----- Extracted data

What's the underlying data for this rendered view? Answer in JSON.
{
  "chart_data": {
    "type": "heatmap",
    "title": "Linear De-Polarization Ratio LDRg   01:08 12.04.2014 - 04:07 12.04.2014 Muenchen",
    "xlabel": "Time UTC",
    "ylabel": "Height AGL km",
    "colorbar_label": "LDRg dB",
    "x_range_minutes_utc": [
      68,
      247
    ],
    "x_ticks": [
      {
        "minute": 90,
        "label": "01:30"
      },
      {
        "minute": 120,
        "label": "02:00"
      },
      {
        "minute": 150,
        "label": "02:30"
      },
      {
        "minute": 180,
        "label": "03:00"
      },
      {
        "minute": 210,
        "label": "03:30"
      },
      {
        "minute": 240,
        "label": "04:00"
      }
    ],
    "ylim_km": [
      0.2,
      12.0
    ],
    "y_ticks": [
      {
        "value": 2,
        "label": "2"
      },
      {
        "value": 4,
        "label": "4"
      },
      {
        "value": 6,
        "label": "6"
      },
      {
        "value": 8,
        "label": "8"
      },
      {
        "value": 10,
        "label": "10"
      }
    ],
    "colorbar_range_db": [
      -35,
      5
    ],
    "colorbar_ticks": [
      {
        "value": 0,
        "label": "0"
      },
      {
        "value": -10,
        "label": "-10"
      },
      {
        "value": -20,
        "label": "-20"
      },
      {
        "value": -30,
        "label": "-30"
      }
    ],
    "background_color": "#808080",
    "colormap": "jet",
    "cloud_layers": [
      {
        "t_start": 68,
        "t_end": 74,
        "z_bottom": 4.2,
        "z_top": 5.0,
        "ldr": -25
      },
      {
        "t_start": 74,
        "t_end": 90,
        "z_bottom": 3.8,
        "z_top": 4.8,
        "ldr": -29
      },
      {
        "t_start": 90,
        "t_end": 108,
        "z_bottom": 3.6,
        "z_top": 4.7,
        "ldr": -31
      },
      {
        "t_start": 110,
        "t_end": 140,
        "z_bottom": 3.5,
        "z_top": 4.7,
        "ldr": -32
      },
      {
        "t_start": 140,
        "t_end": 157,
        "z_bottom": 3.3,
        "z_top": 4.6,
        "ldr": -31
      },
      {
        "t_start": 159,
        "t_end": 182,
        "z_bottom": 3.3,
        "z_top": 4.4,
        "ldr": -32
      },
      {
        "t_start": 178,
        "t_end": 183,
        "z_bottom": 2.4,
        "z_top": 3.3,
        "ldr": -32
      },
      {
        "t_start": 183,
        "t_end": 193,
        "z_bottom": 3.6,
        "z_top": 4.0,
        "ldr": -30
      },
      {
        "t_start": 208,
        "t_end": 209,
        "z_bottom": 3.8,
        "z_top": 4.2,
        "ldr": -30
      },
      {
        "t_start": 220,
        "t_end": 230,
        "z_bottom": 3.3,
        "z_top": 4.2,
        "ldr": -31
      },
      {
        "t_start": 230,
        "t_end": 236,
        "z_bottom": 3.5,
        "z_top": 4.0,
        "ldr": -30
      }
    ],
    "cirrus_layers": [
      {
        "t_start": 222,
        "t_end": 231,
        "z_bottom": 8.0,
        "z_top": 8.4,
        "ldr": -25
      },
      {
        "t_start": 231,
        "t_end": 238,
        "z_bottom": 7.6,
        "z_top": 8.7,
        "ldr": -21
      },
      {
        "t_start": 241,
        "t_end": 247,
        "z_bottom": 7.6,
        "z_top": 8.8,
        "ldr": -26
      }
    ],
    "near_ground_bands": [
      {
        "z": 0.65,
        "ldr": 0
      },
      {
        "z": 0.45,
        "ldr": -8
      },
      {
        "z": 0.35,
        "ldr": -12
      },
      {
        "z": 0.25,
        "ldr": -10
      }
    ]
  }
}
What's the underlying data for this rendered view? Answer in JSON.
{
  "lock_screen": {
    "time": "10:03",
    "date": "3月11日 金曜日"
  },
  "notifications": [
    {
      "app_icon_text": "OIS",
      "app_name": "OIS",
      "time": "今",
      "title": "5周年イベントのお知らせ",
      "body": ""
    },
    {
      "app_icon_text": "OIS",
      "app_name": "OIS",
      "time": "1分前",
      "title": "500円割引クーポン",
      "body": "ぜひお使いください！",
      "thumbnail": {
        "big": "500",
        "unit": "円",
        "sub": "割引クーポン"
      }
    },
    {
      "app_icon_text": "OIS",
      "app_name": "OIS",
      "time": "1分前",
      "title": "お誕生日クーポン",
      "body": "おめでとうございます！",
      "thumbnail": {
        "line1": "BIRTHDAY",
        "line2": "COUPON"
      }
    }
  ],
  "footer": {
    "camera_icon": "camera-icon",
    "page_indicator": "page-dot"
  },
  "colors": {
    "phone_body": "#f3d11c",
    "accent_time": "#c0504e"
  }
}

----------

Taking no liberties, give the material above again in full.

What's the underlying data for this rendered view? Answer in JSON.
{
  "chart_data": {
    "type": "heatmap",
    "title": "Linear De-Polarization Ratio LDRg   01:08 12.04.2014 - 04:07 12.04.2014 Muenchen",
    "xlabel": "Time UTC",
    "ylabel": "Height AGL km",
    "colorbar_label": "LDRg dB",
    "x_range_minutes_utc": [
      68,
      247
    ],
    "x_ticks": [
      {
        "minute": 90,
        "label": "01:30"
      },
      {
        "minute": 120,
        "label": "02:00"
      },
      {
        "minute": 150,
        "label": "02:30"
      },
      {
        "minute": 180,
        "label": "03:00"
      },
      {
        "minute": 210,
        "label": "03:30"
      },
      {
        "minute": 240,
        "label": "04:00"
      }
    ],
    "ylim_km": [
      0.2,
      12.0
    ],
    "y_ticks": [
      {
        "value": 2,
        "label": "2"
      },
      {
        "value": 4,
        "label": "4"
      },
      {
        "value": 6,
        "label": "6"
      },
      {
        "value": 8,
        "label": "8"
      },
      {
        "value": 10,
        "label": "10"
      }
    ],
    "colorbar_range_db": [
      -35,
      5
    ],
    "colorbar_ticks": [
      {
        "value": 0,
        "label": "0"
      },
      {
        "value": -10,
        "label": "-10"
      },
      {
        "value": -20,
        "label": "-20"
      },
      {
        "value": -30,
        "label": "-30"
      }
    ],
    "background_color": "#808080",
    "colormap": "jet",
    "cloud_layers": [
      {
        "t_start": 68,
        "t_end": 74,
        "z_bottom": 4.2,
        "z_top": 5.0,
        "ldr": -25
      },
      {
        "t_start": 74,
        "t_end": 90,
        "z_bottom": 3.8,
        "z_top": 4.8,
        "ldr": -29
      },
      {
        "t_start": 90,
        "t_end": 108,
        "z_bottom": 3.6,
        "z_top": 4.7,
        "ldr": -31
      },
      {
        "t_start": 110,
        "t_end": 140,
        "z_bottom": 3.5,
        "z_top": 4.7,
        "ldr": -32
      },
      {
        "t_start": 140,
        "t_end": 157,
        "z_bottom": 3.3,
        "z_top": 4.6,
        "ldr": -31
      },
      {
        "t_start": 159,
        "t_end": 182,
        "z_bottom": 3.3,
        "z_top": 4.4,
        "ldr": -32
      },
      {
        "t_start": 178,
        "t_end": 183,
        "z_bottom": 2.4,
        "z_top": 3.3,
        "ldr": -32
      },
      {
        "t_start": 183,
        "t_end": 193,
        "z_bottom": 3.6,
        "z_top": 4.0,
        "ldr": -30
      },
      {
        "t_start": 208,
        "t_end": 209,
        "z_bottom": 3.8,
        "z_top": 4.2,
        "ldr": -30
      },
      {
        "t_start": 220,
        "t_end": 230,
        "z_bottom": 3.3,
        "z_top": 4.2,
        "ldr": -31
      },
      {
        "t_start": 230,
        "t_end": 236,
        "z_bottom": 3.5,
        "z_top": 4.0,
        "ldr": -30
      }
    ],
    "cirrus_layers": [
      {
        "t_start": 222,
        "t_end": 231,
        "z_bottom": 8.0,
        "z_top": 8.4,
        "ldr": -25
      },
      {
        "t_start": 231,
        "t_end": 238,
        "z_bottom": 7.6,
        "z_top": 8.7,
        "ldr": -21
      },
      {
        "t_start": 241,
        "t_end": 247,
        "z_bottom": 7.6,
        "z_top": 8.8,
        "ldr": -26
      }
    ],
    "near_ground_bands": [
      {
        "z": 0.65,
        "ldr": 0
      },
      {
        "z": 0.45,
        "ldr": -8
      },
      {
        "z": 0.35,
        "ldr": -12
      },
      {
        "z": 0.25,
        "ldr": -10
      }
    ]
  }
}
What's the underlying data for this rendered view? Answer in JSON.
{
  "lock_screen": {
    "time": "10:03",
    "date": "3月11日 金曜日"
  },
  "notifications": [
    {
      "app_icon_text": "OIS",
      "app_name": "OIS",
      "time": "今",
      "title": "5周年イベントのお知らせ",
      "body": ""
    },
    {
      "app_icon_text": "OIS",
      "app_name": "OIS",
      "time": "1分前",
      "title": "500円割引クーポン",
      "body": "ぜひお使いください！",
      "thumbnail": {
        "big": "500",
        "unit": "円",
        "sub": "割引クーポン"
      }
    },
    {
      "app_icon_text": "OIS",
      "app_name": "OIS",
      "time": "1分前",
      "title": "お誕生日クーポン",
      "body": "おめでとうございます！",
      "thumbnail": {
        "line1": "BIRTHDAY",
        "line2": "COUPON"
      }
    }
  ],
  "footer": {
    "camera_icon": "camera-icon",
    "page_indicator": "page-dot"
  },
  "colors": {
    "phone_body": "#f3d11c",
    "accent_time": "#c0504e"
  }
}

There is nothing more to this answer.